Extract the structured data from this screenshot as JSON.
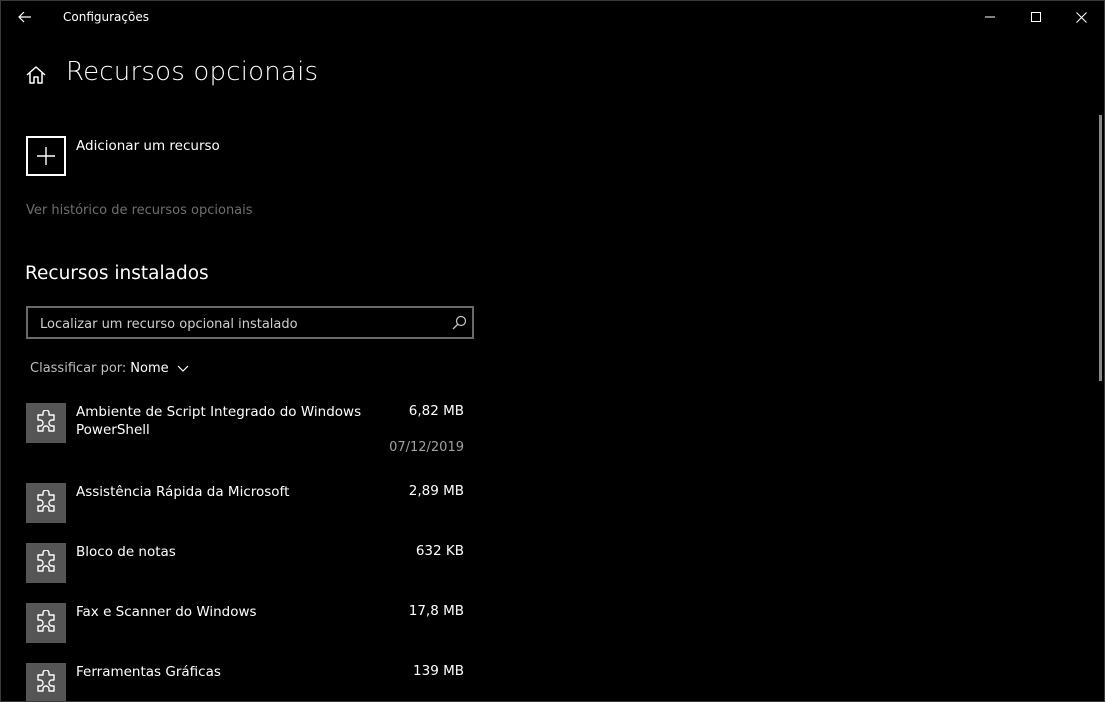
{
  "window": {
    "title": "Configurações"
  },
  "header": {
    "title": "Recursos opcionais"
  },
  "add_feature": {
    "label": "Adicionar um recurso"
  },
  "history_link": "Ver histórico de recursos opcionais",
  "installed": {
    "section_title": "Recursos instalados",
    "search_placeholder": "Localizar um recurso opcional instalado",
    "sort_label": "Classificar por:",
    "sort_value": "Nome",
    "items": [
      {
        "name": "Ambiente de Script Integrado do Windows PowerShell",
        "size": "6,82 MB",
        "date": "07/12/2019"
      },
      {
        "name": "Assistência Rápida da Microsoft",
        "size": "2,89 MB"
      },
      {
        "name": "Bloco de notas",
        "size": "632 KB"
      },
      {
        "name": "Fax e Scanner do Windows",
        "size": "17,8 MB"
      },
      {
        "name": "Ferramentas Gráficas",
        "size": "139 MB"
      }
    ]
  },
  "icons": {
    "back": "back-arrow-icon",
    "home": "home-icon",
    "add": "plus-icon",
    "search": "search-icon",
    "sort": "chevron-down-icon",
    "feature": "puzzle-piece-icon",
    "minimize": "minimize-icon",
    "maximize": "maximize-icon",
    "close": "close-icon"
  }
}
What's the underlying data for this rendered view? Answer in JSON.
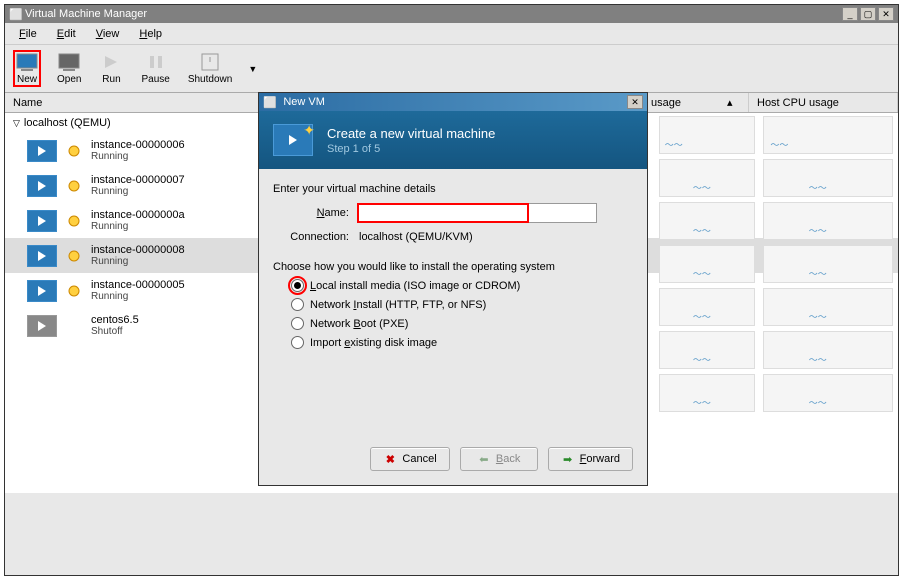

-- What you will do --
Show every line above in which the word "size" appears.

-- Result --
        "size": "6,82 MB",
        "size": "2,89 MB"
        "size": "632 KB"
        "size": "17,8 MB"
        "size": "139 MB"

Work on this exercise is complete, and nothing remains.